Your task is to copy each line of the material that includes "name".

Listed entries Start Marker

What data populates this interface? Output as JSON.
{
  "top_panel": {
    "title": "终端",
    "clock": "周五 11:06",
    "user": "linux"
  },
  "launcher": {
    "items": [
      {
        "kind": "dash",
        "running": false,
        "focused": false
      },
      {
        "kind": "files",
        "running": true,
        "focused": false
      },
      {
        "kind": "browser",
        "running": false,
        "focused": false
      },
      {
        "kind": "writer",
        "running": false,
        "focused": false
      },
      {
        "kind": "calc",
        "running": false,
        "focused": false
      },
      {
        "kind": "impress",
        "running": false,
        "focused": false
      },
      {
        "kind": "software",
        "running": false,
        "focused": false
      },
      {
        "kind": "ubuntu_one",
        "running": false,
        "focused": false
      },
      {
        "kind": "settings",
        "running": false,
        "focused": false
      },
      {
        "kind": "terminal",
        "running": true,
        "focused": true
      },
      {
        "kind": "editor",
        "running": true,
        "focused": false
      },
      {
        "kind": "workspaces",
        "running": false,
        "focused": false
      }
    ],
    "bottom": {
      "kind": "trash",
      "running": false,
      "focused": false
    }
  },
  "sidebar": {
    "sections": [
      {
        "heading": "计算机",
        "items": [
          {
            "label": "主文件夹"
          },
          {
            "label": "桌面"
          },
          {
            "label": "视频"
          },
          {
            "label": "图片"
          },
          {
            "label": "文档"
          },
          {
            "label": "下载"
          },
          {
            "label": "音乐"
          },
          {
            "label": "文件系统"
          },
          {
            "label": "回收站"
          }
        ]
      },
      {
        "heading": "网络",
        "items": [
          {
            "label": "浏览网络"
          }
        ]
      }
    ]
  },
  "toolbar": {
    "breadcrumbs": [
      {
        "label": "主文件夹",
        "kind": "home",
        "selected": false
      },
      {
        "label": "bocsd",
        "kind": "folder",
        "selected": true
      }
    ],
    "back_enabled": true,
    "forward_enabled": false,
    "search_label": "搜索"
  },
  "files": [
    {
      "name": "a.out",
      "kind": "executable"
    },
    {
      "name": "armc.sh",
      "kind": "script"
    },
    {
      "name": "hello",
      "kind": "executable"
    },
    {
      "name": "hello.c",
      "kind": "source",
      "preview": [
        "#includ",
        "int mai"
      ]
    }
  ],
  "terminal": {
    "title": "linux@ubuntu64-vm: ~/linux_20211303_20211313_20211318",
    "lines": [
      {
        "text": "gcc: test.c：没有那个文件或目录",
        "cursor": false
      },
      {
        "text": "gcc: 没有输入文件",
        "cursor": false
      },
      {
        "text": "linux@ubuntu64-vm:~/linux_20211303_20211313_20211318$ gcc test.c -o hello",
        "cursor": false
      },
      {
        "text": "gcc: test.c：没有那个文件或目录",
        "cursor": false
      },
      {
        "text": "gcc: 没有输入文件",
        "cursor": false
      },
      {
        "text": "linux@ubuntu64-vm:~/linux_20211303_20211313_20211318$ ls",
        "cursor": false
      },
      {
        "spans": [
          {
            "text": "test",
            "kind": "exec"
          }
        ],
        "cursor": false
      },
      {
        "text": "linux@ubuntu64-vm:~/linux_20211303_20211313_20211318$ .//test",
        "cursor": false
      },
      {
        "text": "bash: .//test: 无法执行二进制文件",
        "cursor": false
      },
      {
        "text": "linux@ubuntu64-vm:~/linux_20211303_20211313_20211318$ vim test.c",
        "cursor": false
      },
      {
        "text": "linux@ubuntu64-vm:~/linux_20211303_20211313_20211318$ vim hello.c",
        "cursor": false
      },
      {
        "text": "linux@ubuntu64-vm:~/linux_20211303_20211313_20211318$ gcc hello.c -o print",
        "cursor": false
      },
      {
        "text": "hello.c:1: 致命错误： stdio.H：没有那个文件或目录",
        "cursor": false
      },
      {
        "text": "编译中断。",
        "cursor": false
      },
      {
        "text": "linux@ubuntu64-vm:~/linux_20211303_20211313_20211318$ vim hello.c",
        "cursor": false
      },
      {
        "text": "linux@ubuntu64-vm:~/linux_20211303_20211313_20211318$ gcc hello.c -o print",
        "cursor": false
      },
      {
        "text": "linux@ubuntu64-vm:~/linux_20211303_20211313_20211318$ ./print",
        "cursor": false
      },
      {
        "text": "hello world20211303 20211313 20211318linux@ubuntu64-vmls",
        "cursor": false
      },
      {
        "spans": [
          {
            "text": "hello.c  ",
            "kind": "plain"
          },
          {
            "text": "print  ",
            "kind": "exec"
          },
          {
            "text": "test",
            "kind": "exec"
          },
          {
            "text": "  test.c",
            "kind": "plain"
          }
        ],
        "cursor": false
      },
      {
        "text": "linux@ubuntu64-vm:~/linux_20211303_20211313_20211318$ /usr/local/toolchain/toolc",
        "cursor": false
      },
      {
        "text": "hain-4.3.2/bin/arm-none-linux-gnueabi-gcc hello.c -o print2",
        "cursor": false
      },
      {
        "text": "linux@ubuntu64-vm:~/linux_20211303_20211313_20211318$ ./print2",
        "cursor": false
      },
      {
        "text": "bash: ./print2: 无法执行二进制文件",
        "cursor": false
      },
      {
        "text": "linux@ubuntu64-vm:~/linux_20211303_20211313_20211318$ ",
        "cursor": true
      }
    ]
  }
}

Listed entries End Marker

Final answer:
      "name": "a.out",
      "name": "armc.sh",
      "name": "hello",
      "name": "hello.c",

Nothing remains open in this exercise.